Côté: Most people saw my films and they wait for that moment when I’m going to switch it up. Distort their reality I’m filming and do something else completely. That’s the last chapter I wanted to take these six individuals, because what they do is all about their own solitude, and put them into a community of big guys and bring them in the mountains, and the forest and the lake and let’s see what’s gonna happen.
So, they didn’t know each other too much beforehand?
Yang: No, not really. We know [each other] almost… We have a Facebook page. Almost everybody is on everybody’s Facebook. But we’re not friends.
Côté: They should stop calling it ‘Facebook friends.’ It’s a network. But some of them knew each other, they met someday at a competition. But put six bodybuilders together, they easily fall in love with each other because they share the same passion. If I collect stamps and you collect stamps, we’re gonna talk for six hours.
Yang: How do you train? How do you eat? All these subjects are so easy because we do it every day.
Côté: That’s what happened in the country house. They talked all day long about what they eat, how they train, so it worked.
There’s this dichotomy between the bodybuilders and the strongmen, where the latter has this physical strength, but doesn’t have the grandeur of the bodybuilders.
Côté: Because he doesn’t like them. When I approached him, I said, “Yeah, I’m making a film with three, four bodybuilders.” He said, “Yeah, I’m not a bodybuilder. It’s still about the bodies, and I don’t like them.” I said, “Why?” He says, “They go for something aesthetic. I don’t care about that. I’m pure force.” I’m like, “Yeah, that’s gonna be in the film.” He says, “Okay. No problem.” So, it’s still about the body. There’s no difference between a guy who’s completely obsessed with wrestling and guy who is obsessed by being in the gym and looking good. It’s a passion. It’s a film about men having a passion, not even about bodybuilding.
Seeing that passion manifest in each segment is such a core part of the film. There’s this very particular scene where there’s the family dinner, and [to Ronald] you’re like trying to finish a steak while going in to have the actual dinner.
Yang: Is that so real?
Yeah, it plays that way.
Côté: These are rituals. They don’t need to say anything. It’s only visual. It says what it have to say, and you remember it, so…

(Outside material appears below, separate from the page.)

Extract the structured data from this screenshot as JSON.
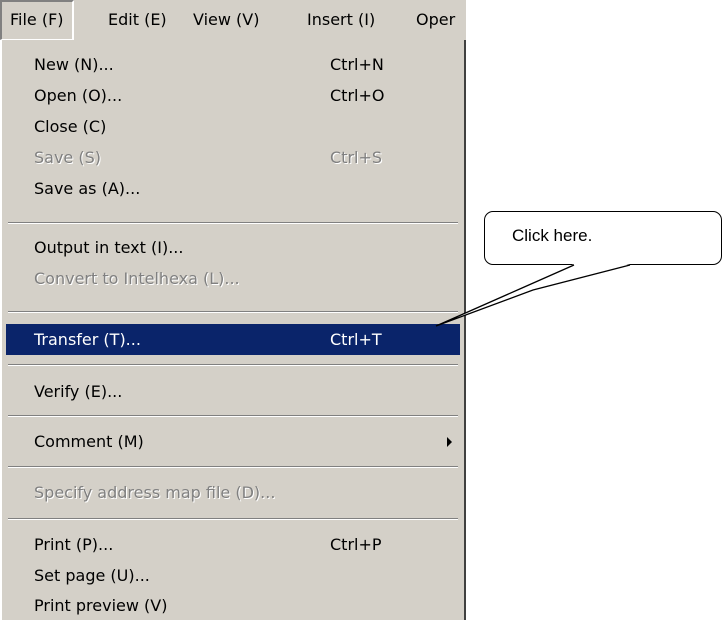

Yang: Because bodybuilding is a very solitary sport. It will always be us against ourselves. And even though it’s a family, I cannot put five people around me to [then have them say] “You cannot eat this in front of me.” I will do my things to progress in my size, and after that. I’ll come back, join the group.
Côté: As you just said, it’s kind of touching, it’s fascinating, so there’s no way I’m gonna film that, to make something ironic, to make something cynical. It’s just amazing. The guy has his own personal space, comes back to this family. It’s a ritual. It’s really rich and great.
I think in terms of everything I’ve seen on bodybuilding, there’s a way in which this film adds this huge, emotional landscape to that world. I feel it’s a lot more effective in how you just watch silently as someone is, almost emotionally eating a piece of toast.
Côté: It’s so much more revealing. I filmed a person giving a four-minute testimonial about how they’re feeling. I guess in the film, you have a total access to who they are, so there is not one scene where you feel like laughing at them. Of course, in the editing, I am protecting them. They’ve been very easy to make a fool of. We had some material that was, I don’t have anything in my mind, we do anything that was a bit ridiculous.
Yang: The garage shop.
Côté: It’s a bit dumb, but it says what it has to say about, this obsession of taking pictures of you, selfies, and putting them on Instagram. They do it and so I created a little, dumb scene and we kept it. That’s it. Did you watch the film and feel like laughing at one of the guys?
No, I found the intro a bit comical in the sense that it immediately pushes back on your expectations. You’re watching the most mundane aspects of their lives.
Côté: You know, “mundane” is a good word.
Thanks so much for speaking with us today.
Côté: Yeah, thanks so much for the interview.